» WHAT THIS TASK INVOLVES:
Look through the lines below and copy each one that includes "icon".

(EXCERPTED RECORDS)

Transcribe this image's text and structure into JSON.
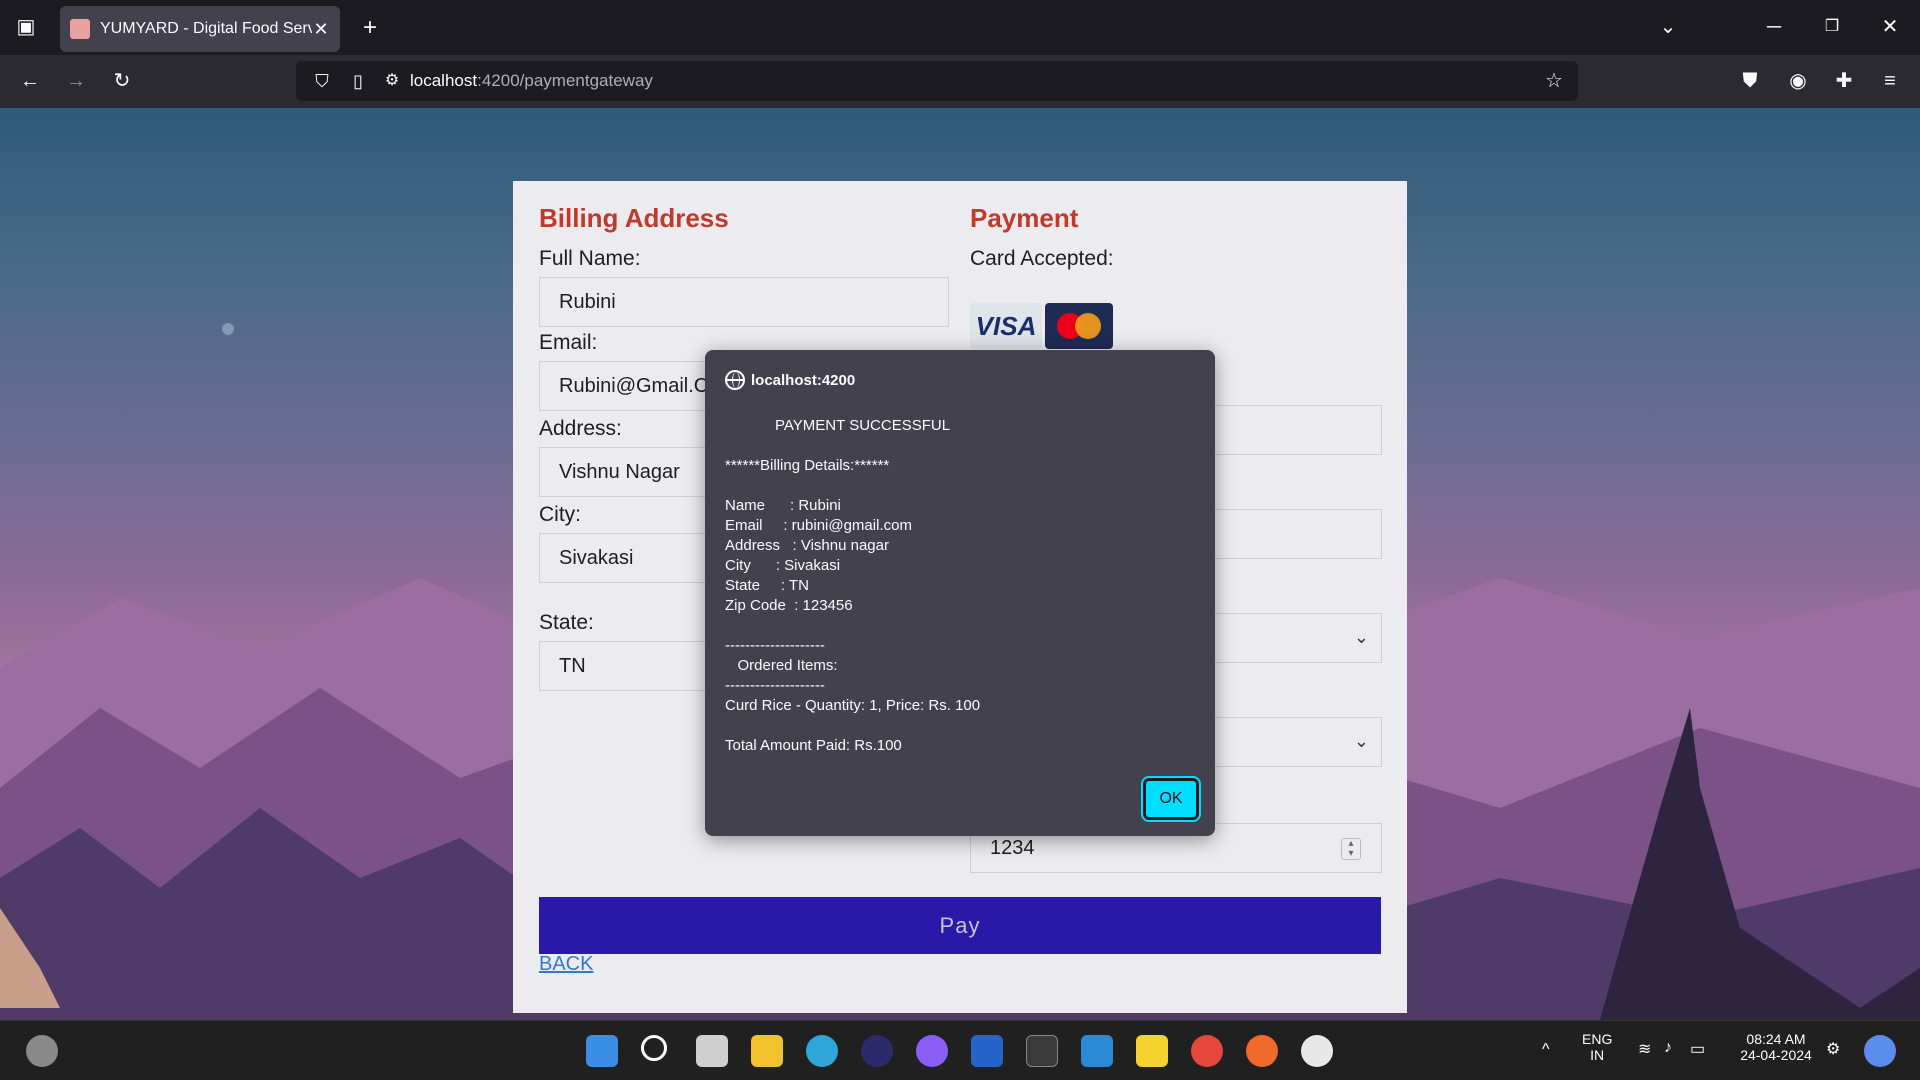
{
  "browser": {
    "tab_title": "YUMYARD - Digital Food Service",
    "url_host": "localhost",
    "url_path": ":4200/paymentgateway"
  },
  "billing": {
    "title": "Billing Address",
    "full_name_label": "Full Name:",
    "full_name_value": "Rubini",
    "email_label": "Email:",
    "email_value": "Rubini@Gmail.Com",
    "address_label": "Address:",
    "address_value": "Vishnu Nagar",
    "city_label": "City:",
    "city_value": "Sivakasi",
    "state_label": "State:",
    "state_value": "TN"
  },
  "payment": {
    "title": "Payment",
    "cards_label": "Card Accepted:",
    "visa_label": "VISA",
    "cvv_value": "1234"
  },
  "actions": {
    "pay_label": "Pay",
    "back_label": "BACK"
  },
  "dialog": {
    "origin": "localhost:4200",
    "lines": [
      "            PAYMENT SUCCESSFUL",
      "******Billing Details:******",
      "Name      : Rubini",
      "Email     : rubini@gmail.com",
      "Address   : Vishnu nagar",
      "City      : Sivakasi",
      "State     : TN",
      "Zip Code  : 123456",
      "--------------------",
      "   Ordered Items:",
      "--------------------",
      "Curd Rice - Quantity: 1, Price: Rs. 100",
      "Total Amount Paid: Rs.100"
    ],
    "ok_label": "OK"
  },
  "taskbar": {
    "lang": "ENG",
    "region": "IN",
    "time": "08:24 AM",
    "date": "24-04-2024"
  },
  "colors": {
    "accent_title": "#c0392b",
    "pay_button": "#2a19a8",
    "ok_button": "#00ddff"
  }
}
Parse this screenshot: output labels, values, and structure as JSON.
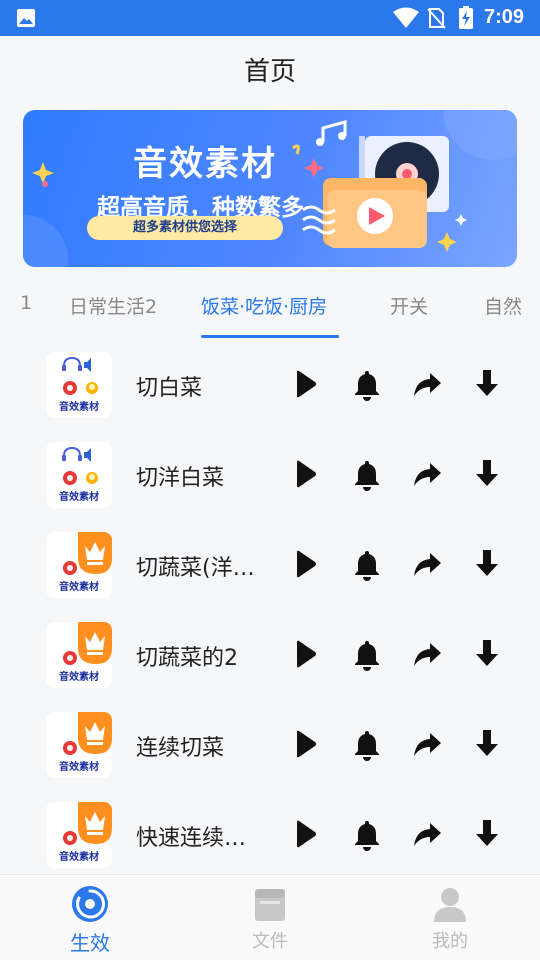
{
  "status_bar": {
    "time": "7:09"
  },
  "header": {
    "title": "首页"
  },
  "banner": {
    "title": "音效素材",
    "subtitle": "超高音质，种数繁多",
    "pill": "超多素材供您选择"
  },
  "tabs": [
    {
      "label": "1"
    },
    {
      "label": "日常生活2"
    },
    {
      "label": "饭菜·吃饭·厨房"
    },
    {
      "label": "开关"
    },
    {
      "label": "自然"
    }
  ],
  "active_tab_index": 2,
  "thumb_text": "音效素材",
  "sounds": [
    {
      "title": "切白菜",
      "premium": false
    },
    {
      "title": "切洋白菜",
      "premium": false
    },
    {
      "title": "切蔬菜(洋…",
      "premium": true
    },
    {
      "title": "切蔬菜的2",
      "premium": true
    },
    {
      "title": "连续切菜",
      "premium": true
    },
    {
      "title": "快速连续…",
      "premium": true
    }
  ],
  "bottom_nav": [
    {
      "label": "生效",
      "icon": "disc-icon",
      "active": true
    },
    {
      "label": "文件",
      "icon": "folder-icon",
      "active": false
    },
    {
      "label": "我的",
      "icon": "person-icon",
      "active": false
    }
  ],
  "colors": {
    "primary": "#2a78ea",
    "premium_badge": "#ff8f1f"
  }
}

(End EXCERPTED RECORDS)

» RESPONSE BELOW:
      "icon": "disc-icon",
      "icon": "folder-icon",
      "icon": "person-icon",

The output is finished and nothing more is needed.